Campos, who was looking after Alonso's management at the time, convinced Telefonica that it must support Alonso and with the money available a deal was negotiated for Fernando to drive for the Astromega Formula 3000 team alongside Frenchman Fabrice Walfisch. At the same time, thanks to the Telefonica link, Alonso was also asked to do some testing for Minardi. In the midseason, however, Telefonica chairman Juan Villalonga resigned from his position and his replacement decided that he was not interested in spending money in Grand Prix racing. At Spa Alonso won his first (and only Formula 3000 victory) ahead of his replacement team mate Marc Goossens and an impressive supporting cast which included Bruno Junqueira, Justin Wilson, Mark Webber, Franck Montagny, Enrique Bernoldi, Tomas Enge, Sebastien Bourdais, Tomas Scheckter, Christijan Albers and Darren Manning. He finished the year fourth in the championship and as Telefonica backing had disappeared Campos was faced with a problem of finding more backing for his protege. In the end he decided that the best course of action was to sign a management contract with Flavio Briatore. The downside was that Fernando would have to give a percentage of his future salary to the Renault F1 team boss, but the deal meant that it was in Briatore's interest to find work for Fernando. A deal was done for Fernando to drive for Paul Stoddart's Minardi team as team mate to Tarso Marques. It was a last-minute rush to get things ready as the team had only just been taken over by Stoddart and results were few and far between. Alonso had made little real impression, apart from showing himself to be a solid and very mature individual. At the end of that year, it was time for a difficult decision. To continue at Minardi might have an adverse effect on his career (although, as it turned out, his replacement Mark Webber used the opportunity to good effect) and Alonso and Briatore decided that he would be better off as a test driver for Renault with Jarno Trulli and Jenson Button.

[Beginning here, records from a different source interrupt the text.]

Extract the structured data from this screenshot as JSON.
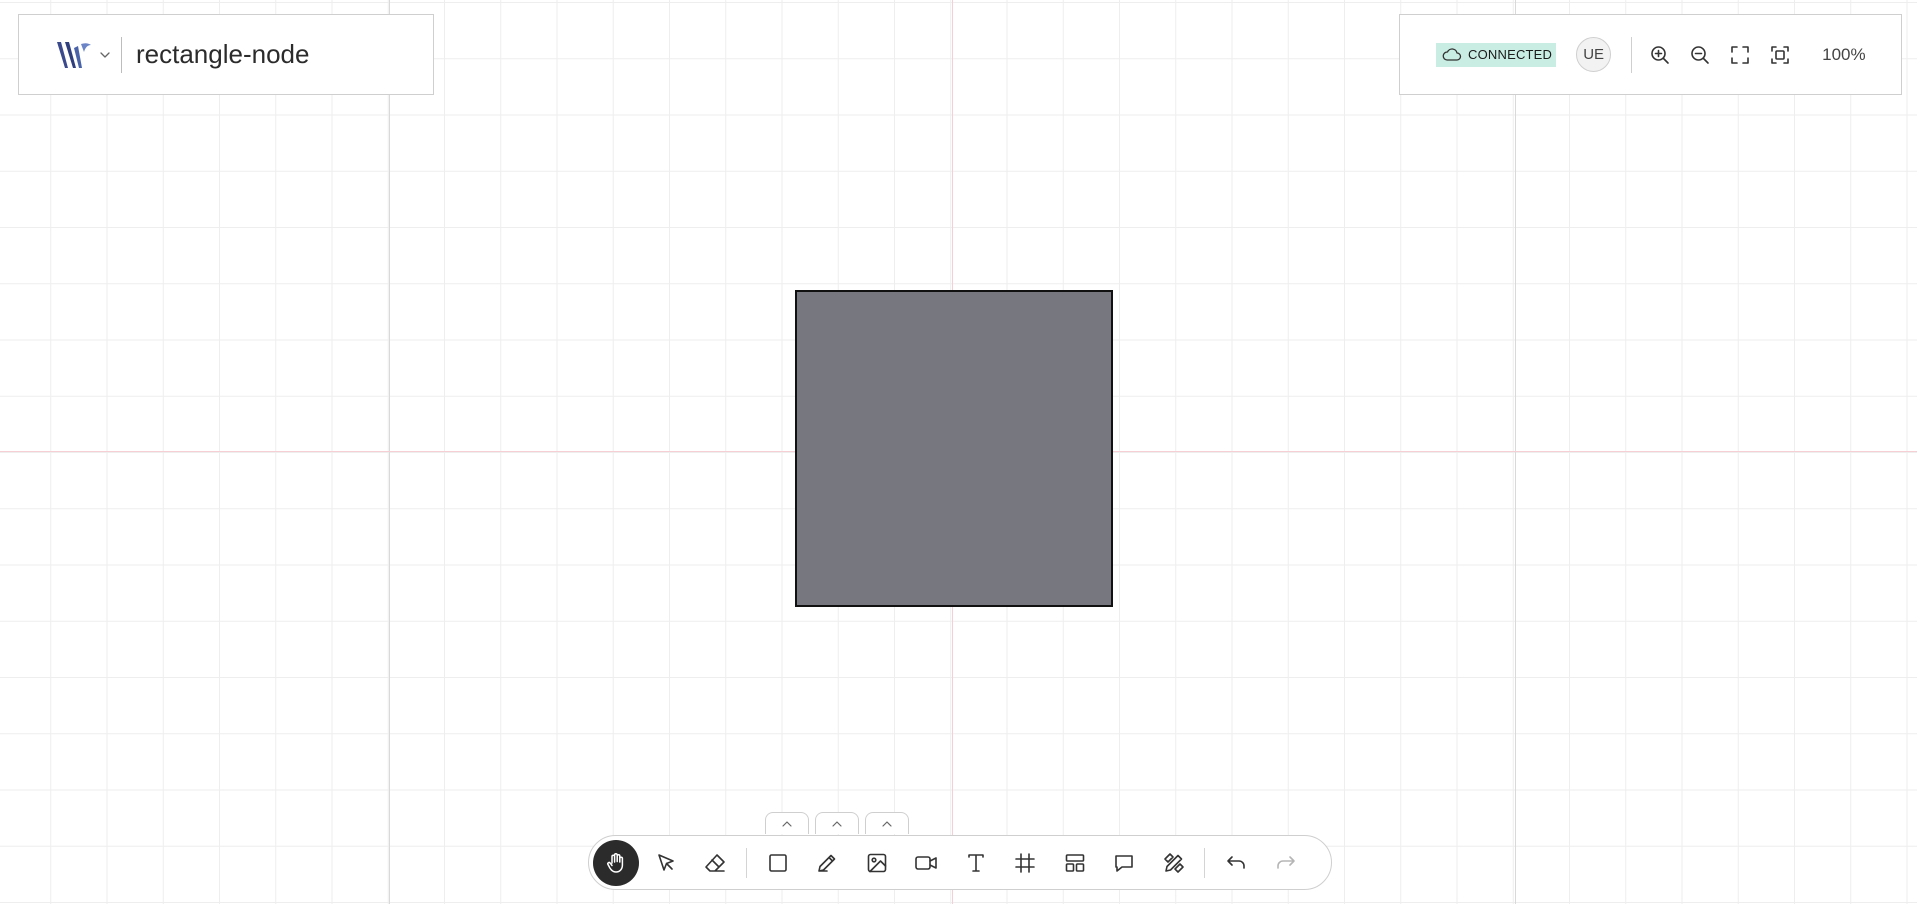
{
  "header": {
    "document_title": "rectangle-node"
  },
  "status": {
    "connection_label": "CONNECTED",
    "connection_color": "#c9ede3"
  },
  "user": {
    "avatar_initials": "UE"
  },
  "view": {
    "zoom_label": "100%",
    "controls": [
      "zoom-in-icon",
      "zoom-out-icon",
      "fullscreen-icon",
      "fit-to-screen-icon"
    ]
  },
  "canvas": {
    "node": {
      "type": "rectangle",
      "fill": "#777780",
      "stroke": "#111111"
    }
  },
  "toolbar": {
    "tools": [
      "hand-icon",
      "select-arrow-icon",
      "eraser-icon",
      "rectangle-icon",
      "pencil-icon",
      "image-icon",
      "video-icon",
      "text-icon",
      "frame-icon",
      "layout-icon",
      "comment-icon",
      "design-tools-icon",
      "undo-icon",
      "redo-icon"
    ],
    "active_tool": "hand-icon",
    "active_color": "#2b2b2b"
  }
}
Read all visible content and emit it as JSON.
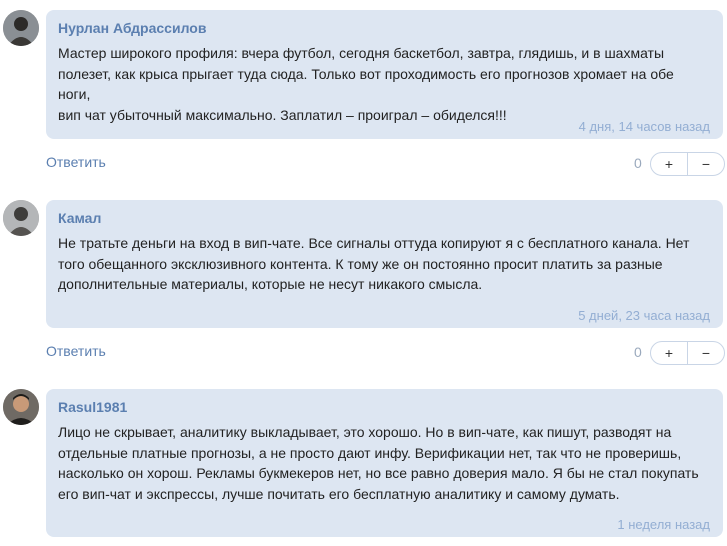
{
  "comments": [
    {
      "author": "Нурлан Абдрассилов",
      "text": "Мастер широкого профиля: вчера футбол, сегодня баскетбол, завтра, глядишь, и в шахматы\nполезет, как крыса прыгает туда сюда. Только вот проходимость его прогнозов хромает на обе ноги,\nвип чат убыточный максимально. Заплатил – проиграл – обиделся!!!",
      "time": "4 дня, 14 часов назад",
      "reply": "Ответить",
      "votes": "0",
      "plus": "+",
      "minus": "−"
    },
    {
      "author": "Камал",
      "text": "Не тратьте деньги на вход в вип-чате. Все сигналы оттуда копируют я с бесплатного канала. Нет\nтого обещанного эксклюзивного контента. К тому же он постоянно просит платить за разные\nдополнительные материалы, которые не несут никакого смысла.",
      "time": "5 дней, 23 часа назад",
      "reply": "Ответить",
      "votes": "0",
      "plus": "+",
      "minus": "−"
    },
    {
      "author": "Rasul1981",
      "text": "Лицо не скрывает, аналитику выкладывает, это хорошо. Но в вип-чате, как пишут, разводят на\nотдельные платные прогнозы, а не просто дают инфу. Верификации нет, так что не проверишь,\nнасколько он хорош. Рекламы букмекеров нет, но все равно доверия мало. Я бы не стал покупать\nего вип-чат и экспрессы, лучше почитать его бесплатную аналитику и самому думать.",
      "time": "1 неделя назад"
    }
  ]
}
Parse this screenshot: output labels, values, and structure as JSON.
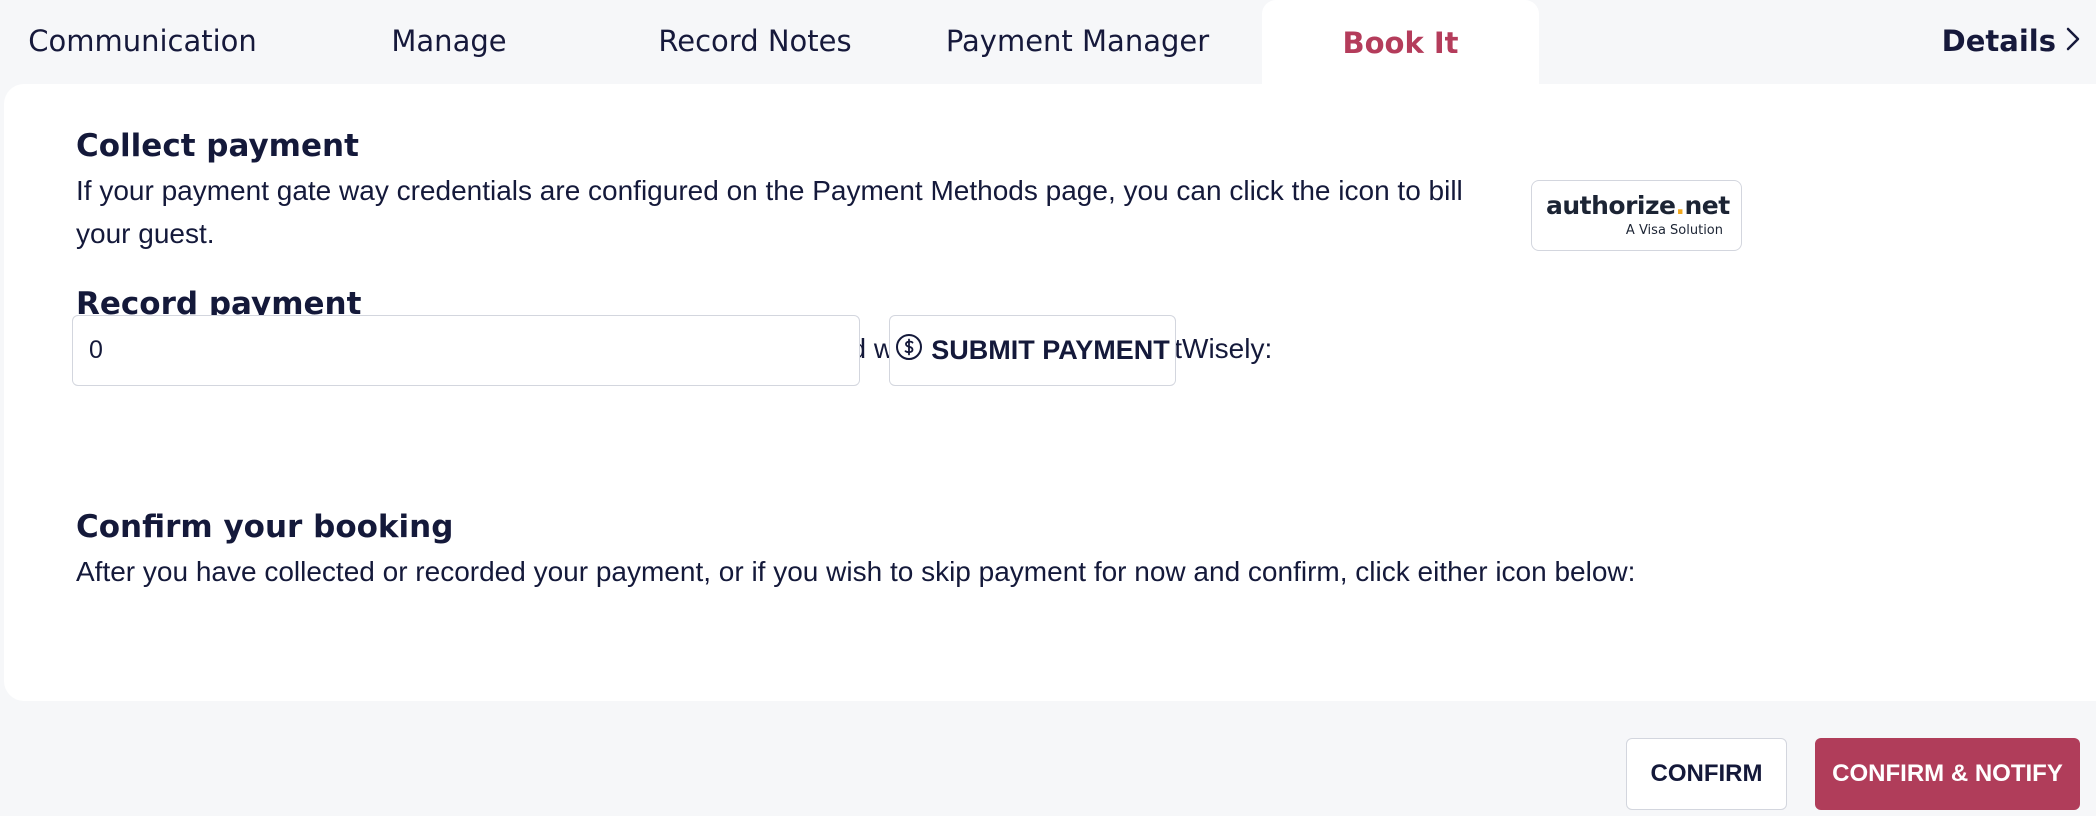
{
  "tabs": [
    {
      "label": "Communication"
    },
    {
      "label": "Manage"
    },
    {
      "label": "Record Notes"
    },
    {
      "label": "Payment Manager"
    },
    {
      "label": "Book It",
      "active": true
    }
  ],
  "details": {
    "label": "Details",
    "icon": "chevron-right-icon"
  },
  "collect": {
    "title": "Collect payment",
    "text": "If your payment gate way credentials are configured on the Payment Methods page, you can click the icon to bill your guest."
  },
  "record": {
    "title": "Record payment",
    "text": "Alternatively, if you have received payment some other way and wish to record it in GuestWisely:",
    "amount_value": "0",
    "submit_label": "SUBMIT PAYMENT",
    "submit_icon": "dollar-circle-icon"
  },
  "gateway": {
    "brand_main": "authorize",
    "brand_dot": ".",
    "brand_tld": "net",
    "tagline": "A Visa Solution"
  },
  "confirm": {
    "title": "Confirm your booking",
    "text": "After you have collected or recorded your payment, or if you wish to skip payment for now and confirm, click either icon below:"
  },
  "actions": {
    "confirm_label": "CONFIRM",
    "confirm_notify_label": "CONFIRM & NOTIFY"
  },
  "colors": {
    "accent": "#b03d5a",
    "text": "#14193a",
    "background": "#f6f7f9"
  }
}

Alonso's contract stipulated that in 2003 he would move up to replace Button in the race team.
This he did and with the graduation coinciding with the impressive Renault R23, Fernando was able to do well and in Hungary he won his first victory. Hopes of building on that in 2004 were swept away as Ferrari dominated with 15 races wins. Trulli won for Renault in Monaco but although Alonso looked good it was not until after the French GP where Trulli rowed with the team and his performance dropped away dramatically, that Fernando emerged as the team leader.
Even in Melbourne this year Alonso was overshadowed by team mate Giancarlo Fisichella but that was to be a short-lived success and Alonso won the next three races. After the San Marino Grand Prix the Renault performance tailed off and McLaren became the team to beat but reliability problems allowed Fernando to pick up wins at the Nurburgring, France and in Germany.
In recent months it has been very clear that Renault was not as fast as McLaren but Alonso has kept his cool, taken the chances when they came along and wins the world championship in style - the youngest man ever to be World Champion.